Your assignment
From the listing below, pull out every line where the string "icon" appears.

· · · · · · ·

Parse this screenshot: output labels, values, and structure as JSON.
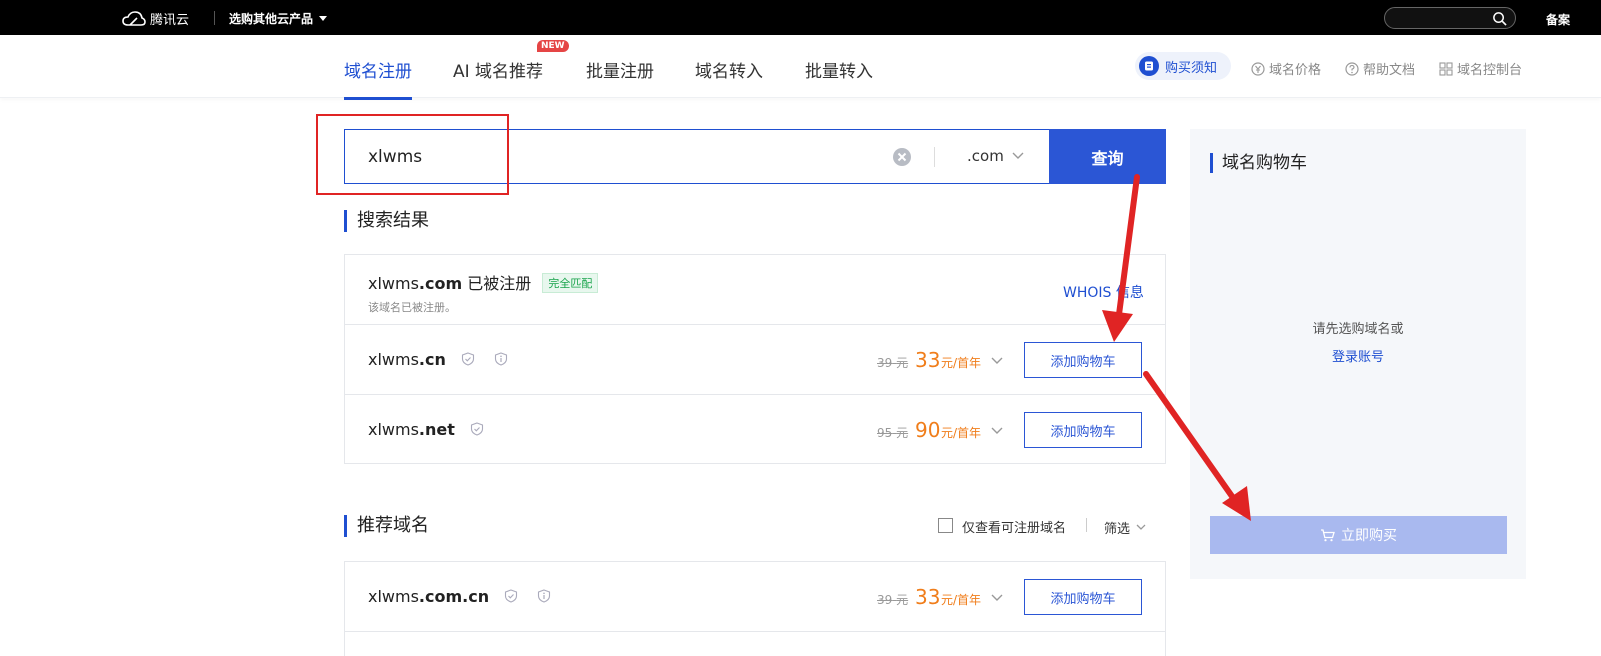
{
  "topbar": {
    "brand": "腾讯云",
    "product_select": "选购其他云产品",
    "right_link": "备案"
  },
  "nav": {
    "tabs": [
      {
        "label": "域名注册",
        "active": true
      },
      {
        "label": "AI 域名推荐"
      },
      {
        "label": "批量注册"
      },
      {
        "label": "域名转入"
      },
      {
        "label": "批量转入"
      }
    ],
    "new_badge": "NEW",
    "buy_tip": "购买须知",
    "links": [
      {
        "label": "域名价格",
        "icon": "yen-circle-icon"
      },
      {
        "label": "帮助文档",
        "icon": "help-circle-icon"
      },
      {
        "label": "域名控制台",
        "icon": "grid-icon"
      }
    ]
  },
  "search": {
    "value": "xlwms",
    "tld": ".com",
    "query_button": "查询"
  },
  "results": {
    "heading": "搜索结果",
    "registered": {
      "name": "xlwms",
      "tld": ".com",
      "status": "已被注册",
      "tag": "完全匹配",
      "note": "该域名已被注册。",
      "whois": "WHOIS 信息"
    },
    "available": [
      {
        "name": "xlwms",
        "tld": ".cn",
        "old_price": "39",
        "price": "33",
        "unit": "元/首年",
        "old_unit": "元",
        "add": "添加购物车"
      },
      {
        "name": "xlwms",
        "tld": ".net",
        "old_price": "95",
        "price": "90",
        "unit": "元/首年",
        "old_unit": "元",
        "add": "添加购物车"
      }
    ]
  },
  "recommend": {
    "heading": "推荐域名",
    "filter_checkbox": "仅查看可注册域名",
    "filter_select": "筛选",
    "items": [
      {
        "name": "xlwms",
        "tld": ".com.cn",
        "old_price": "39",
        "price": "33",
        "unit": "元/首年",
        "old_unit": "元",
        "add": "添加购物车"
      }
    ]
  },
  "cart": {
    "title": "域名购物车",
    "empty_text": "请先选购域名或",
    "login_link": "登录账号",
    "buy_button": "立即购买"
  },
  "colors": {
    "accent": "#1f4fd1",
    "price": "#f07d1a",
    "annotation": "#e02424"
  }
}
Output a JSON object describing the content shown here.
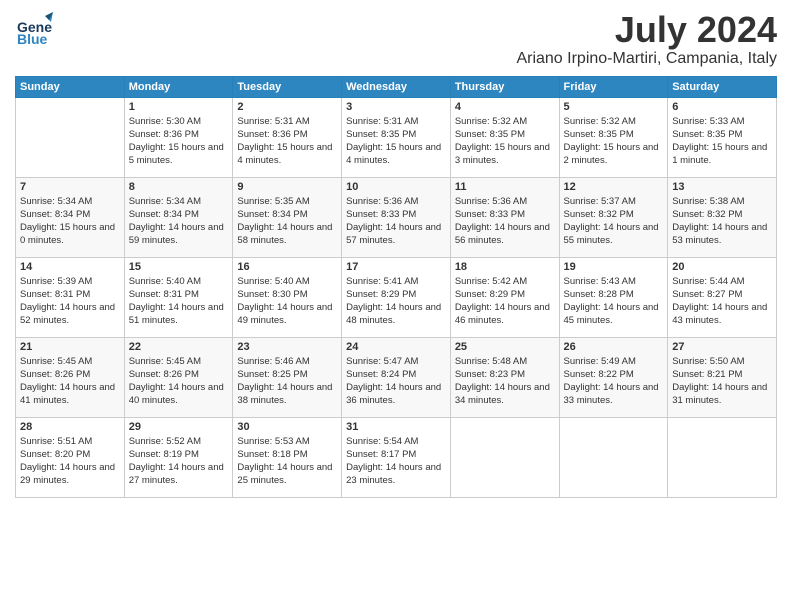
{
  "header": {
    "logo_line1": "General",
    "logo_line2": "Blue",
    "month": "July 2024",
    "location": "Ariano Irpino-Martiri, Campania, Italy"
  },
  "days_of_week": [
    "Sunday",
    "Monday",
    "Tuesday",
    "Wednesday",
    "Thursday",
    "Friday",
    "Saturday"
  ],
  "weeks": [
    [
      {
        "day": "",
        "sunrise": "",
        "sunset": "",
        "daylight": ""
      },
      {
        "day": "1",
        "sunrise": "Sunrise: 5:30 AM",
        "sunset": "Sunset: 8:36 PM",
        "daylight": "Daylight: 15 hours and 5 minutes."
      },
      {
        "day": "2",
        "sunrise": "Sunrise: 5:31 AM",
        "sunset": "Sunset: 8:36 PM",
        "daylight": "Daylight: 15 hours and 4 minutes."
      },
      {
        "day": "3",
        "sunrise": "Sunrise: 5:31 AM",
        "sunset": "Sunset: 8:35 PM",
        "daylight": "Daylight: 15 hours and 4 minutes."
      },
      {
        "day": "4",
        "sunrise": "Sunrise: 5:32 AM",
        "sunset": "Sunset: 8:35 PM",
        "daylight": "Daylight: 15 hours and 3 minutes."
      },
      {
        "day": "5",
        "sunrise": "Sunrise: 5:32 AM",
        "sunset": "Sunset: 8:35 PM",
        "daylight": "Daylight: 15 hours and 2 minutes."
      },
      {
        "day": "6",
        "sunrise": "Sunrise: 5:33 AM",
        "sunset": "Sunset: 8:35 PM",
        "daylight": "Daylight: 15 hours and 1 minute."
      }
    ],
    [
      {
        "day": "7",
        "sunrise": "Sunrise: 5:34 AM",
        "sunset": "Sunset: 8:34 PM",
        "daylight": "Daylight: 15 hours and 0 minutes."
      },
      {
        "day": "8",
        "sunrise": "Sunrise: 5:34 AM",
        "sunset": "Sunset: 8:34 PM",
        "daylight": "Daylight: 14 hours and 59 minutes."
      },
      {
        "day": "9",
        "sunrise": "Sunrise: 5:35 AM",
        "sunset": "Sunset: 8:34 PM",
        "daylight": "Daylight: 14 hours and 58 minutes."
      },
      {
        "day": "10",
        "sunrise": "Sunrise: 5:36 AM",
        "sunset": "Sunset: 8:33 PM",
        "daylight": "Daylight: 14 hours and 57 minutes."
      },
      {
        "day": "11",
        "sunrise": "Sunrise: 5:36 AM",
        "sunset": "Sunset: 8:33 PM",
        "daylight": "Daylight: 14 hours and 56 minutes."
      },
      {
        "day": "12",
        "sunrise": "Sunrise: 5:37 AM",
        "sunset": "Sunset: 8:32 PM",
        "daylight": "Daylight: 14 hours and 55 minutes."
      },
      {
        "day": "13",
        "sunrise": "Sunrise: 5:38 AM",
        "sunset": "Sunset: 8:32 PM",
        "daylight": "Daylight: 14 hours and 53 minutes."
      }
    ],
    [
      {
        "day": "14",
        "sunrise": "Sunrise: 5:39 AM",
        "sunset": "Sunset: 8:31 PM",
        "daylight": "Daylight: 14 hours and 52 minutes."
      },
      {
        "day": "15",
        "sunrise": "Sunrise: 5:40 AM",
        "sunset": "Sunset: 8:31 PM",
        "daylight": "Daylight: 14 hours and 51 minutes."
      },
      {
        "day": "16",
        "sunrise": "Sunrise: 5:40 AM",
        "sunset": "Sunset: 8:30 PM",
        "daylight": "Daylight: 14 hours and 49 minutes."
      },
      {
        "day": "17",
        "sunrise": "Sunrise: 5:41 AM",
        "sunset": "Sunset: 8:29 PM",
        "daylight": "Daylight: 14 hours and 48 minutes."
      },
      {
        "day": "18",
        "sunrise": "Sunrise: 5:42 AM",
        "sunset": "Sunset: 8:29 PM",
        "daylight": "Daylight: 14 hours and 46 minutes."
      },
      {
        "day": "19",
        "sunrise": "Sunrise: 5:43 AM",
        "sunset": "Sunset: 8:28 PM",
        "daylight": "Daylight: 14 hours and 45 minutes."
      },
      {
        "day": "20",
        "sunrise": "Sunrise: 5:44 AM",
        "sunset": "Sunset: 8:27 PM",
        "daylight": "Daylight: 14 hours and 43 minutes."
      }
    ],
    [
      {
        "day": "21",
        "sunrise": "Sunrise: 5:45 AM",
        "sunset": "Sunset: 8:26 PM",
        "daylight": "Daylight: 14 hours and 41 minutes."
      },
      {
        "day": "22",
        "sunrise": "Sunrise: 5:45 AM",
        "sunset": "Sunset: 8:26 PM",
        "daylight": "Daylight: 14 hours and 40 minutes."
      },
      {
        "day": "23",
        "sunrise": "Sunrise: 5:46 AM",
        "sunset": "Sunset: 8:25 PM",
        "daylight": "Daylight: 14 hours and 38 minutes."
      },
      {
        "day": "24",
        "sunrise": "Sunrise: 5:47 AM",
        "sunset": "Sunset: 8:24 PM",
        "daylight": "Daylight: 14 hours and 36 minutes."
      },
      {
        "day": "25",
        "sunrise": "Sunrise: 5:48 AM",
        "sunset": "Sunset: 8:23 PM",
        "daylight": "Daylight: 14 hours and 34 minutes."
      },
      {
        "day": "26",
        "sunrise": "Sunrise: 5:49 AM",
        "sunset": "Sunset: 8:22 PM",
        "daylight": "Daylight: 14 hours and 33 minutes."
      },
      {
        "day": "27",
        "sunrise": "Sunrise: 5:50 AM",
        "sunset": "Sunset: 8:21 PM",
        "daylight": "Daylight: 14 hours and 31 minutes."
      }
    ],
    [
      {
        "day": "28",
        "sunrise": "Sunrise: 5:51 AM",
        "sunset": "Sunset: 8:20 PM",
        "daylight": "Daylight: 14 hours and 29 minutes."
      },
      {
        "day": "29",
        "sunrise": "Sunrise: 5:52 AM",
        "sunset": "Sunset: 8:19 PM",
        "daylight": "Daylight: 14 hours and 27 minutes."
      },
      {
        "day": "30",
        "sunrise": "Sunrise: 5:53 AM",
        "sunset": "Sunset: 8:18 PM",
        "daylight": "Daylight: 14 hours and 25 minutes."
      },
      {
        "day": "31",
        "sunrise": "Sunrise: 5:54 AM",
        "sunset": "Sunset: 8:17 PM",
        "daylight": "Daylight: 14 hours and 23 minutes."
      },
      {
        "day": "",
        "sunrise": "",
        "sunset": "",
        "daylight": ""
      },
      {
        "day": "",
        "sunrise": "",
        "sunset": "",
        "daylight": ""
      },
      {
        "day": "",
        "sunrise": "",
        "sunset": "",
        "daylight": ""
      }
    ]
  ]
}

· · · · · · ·

Response
        "icon": "yen-circle-icon"
        "icon": "help-circle-icon"
        "icon": "grid-icon"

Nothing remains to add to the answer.